— Task brief —
Copy every line of the records below where the word "subtitle" occurs.

— Extracted entries —
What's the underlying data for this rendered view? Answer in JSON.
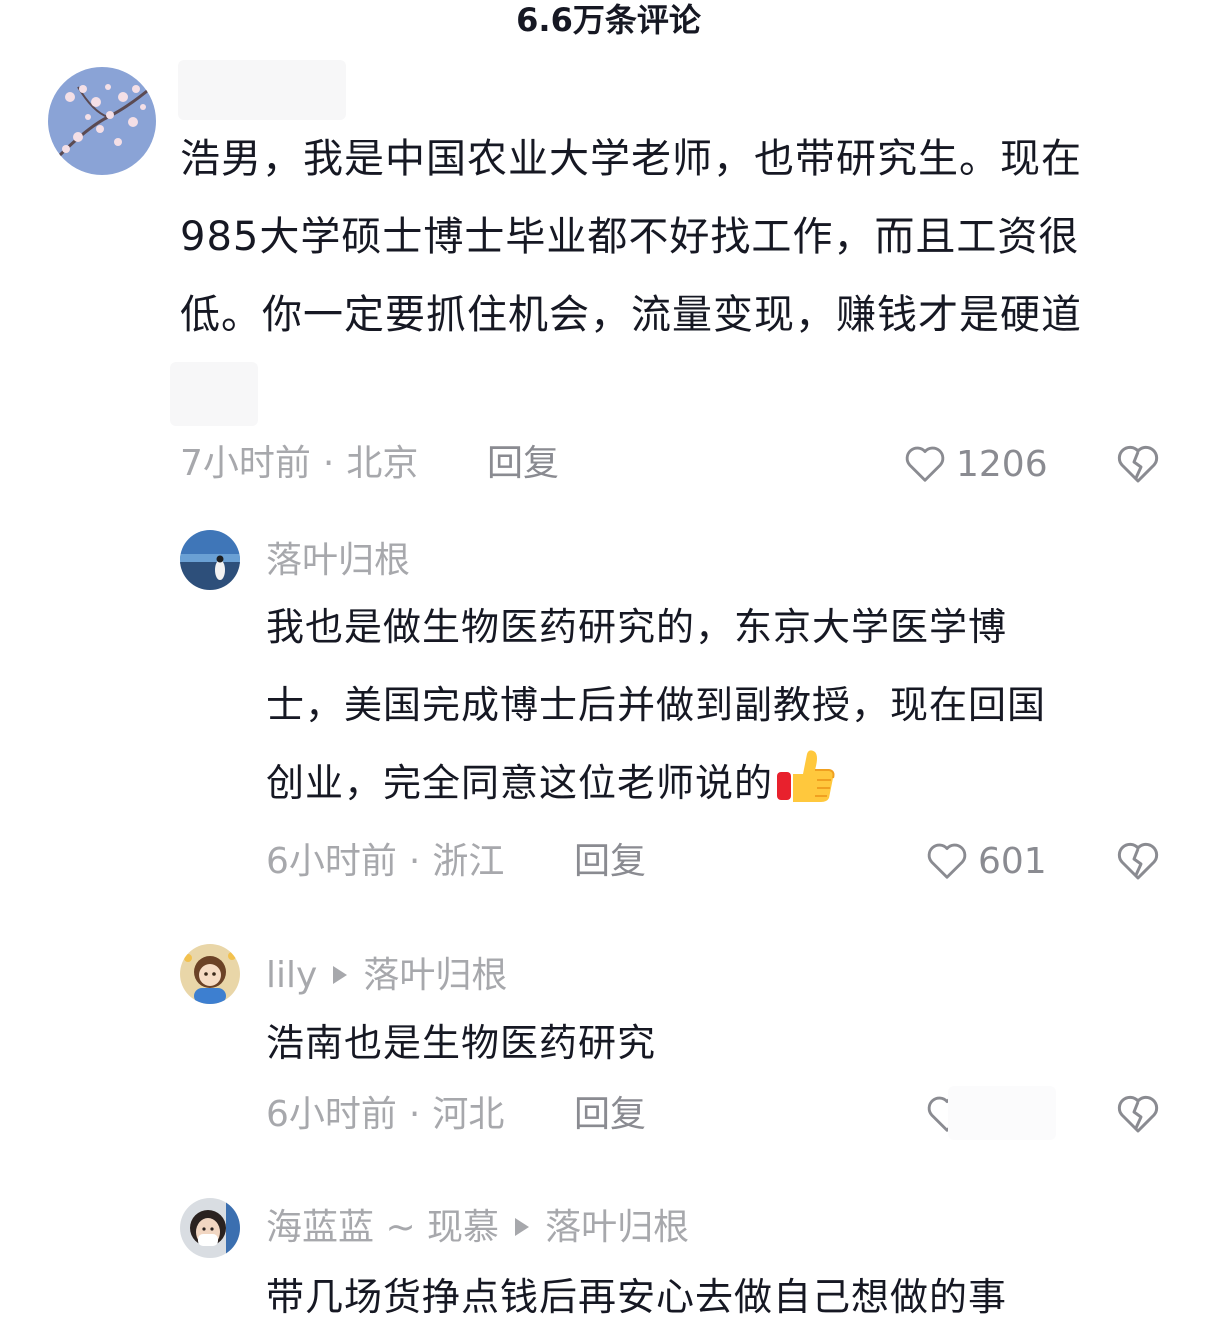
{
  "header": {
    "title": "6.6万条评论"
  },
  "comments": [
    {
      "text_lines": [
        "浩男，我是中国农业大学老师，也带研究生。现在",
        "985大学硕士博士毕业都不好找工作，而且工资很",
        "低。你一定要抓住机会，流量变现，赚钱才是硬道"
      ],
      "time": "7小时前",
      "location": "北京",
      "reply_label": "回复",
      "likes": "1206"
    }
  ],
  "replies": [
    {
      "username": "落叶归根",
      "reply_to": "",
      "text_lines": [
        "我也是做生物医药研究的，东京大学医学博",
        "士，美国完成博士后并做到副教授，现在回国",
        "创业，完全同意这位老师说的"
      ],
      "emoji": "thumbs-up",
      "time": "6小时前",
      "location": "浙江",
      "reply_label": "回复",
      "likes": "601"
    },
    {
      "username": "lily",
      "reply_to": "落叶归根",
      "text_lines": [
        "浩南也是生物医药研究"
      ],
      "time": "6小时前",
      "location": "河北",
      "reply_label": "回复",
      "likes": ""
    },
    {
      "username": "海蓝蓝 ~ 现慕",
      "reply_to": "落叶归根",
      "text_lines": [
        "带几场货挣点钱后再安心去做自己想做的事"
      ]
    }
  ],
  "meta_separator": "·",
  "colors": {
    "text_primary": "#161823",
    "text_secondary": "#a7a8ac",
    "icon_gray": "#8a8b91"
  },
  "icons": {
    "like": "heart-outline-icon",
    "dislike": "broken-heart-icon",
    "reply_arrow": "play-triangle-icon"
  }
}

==

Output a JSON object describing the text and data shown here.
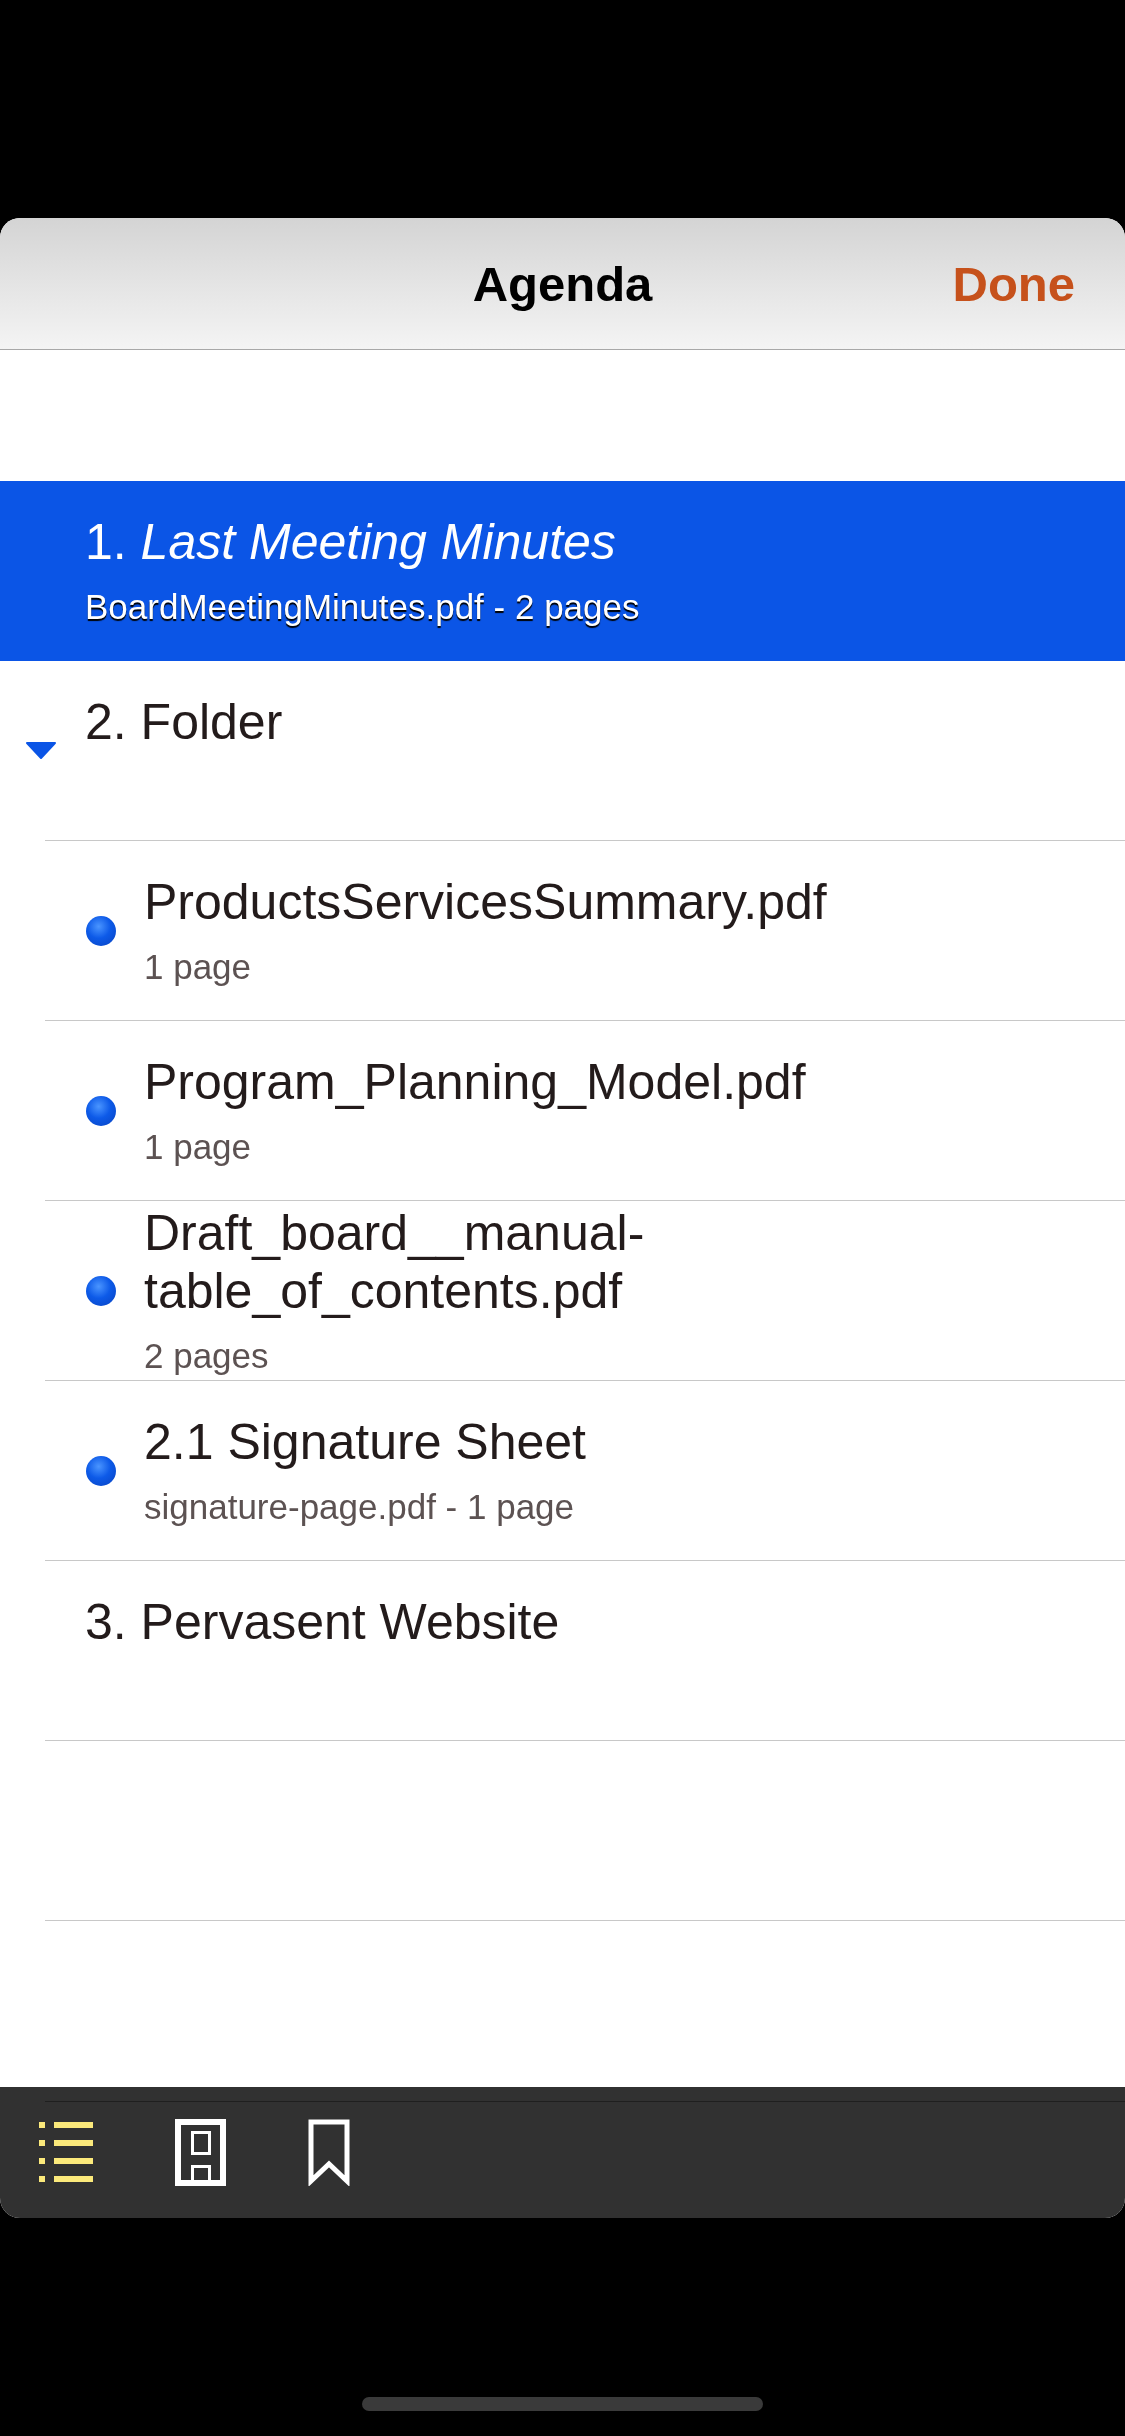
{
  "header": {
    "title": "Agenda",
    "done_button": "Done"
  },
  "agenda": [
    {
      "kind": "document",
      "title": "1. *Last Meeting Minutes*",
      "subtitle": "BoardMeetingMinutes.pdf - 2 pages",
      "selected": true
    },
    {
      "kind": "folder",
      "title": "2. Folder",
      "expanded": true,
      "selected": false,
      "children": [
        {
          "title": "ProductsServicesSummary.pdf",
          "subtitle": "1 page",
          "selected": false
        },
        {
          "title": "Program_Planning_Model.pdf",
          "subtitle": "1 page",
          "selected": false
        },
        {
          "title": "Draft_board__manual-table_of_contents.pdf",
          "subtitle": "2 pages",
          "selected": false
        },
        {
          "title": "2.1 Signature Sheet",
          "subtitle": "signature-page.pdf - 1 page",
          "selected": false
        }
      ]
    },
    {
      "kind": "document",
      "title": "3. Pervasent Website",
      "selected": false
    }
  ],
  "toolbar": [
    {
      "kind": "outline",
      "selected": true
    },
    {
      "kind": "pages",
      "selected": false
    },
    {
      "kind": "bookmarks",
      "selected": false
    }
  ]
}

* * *

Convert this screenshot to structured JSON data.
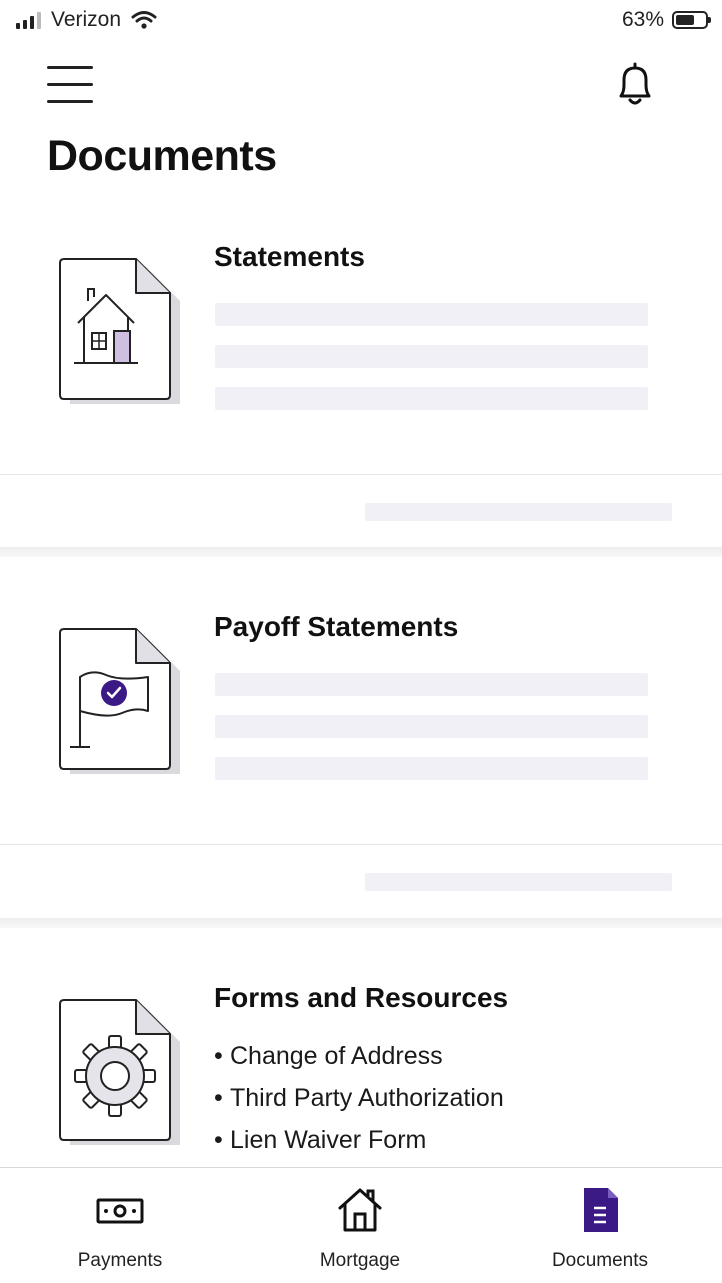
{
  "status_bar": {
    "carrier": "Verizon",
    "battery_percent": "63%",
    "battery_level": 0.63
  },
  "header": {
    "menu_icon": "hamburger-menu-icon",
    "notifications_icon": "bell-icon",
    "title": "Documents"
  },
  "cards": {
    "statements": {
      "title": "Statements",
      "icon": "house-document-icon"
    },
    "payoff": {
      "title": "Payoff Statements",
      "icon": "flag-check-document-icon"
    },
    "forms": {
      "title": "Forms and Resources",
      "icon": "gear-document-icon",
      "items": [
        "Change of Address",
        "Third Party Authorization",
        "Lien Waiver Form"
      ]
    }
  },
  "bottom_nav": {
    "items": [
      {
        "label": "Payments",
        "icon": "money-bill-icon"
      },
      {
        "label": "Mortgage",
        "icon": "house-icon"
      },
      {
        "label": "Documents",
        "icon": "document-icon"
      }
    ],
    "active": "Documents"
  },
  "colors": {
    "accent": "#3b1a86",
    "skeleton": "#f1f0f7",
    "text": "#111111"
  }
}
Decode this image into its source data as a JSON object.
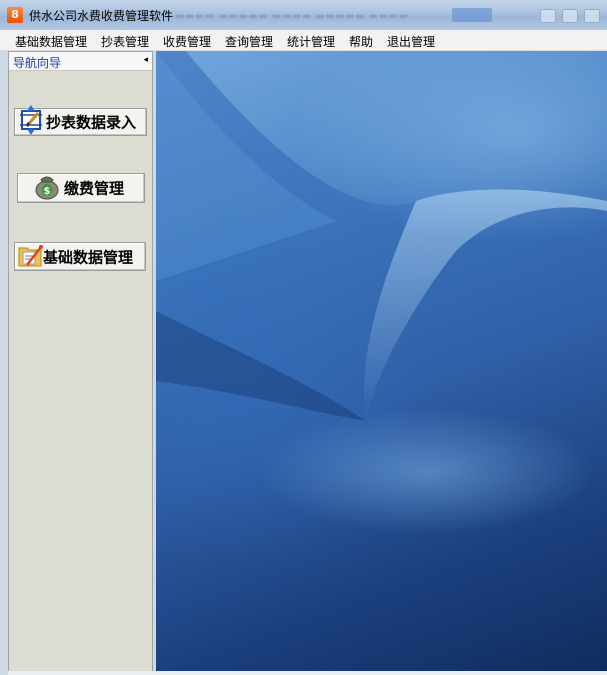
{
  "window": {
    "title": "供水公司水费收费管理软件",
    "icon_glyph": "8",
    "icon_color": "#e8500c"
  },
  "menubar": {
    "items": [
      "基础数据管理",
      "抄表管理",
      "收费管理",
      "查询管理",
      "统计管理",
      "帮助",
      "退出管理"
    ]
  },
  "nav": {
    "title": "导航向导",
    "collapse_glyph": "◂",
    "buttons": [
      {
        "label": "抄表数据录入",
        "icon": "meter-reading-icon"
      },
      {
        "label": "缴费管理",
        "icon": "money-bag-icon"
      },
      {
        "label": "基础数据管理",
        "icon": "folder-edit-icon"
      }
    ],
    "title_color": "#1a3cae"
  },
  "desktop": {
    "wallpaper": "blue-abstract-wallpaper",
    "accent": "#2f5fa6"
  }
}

— Final answer —
      "subtitle": "BoardMeetingMinutes.pdf - 2 pages",
          "subtitle": "1 page",
          "subtitle": "1 page",
          "subtitle": "2 pages",
          "subtitle": "signature-page.pdf - 1 page",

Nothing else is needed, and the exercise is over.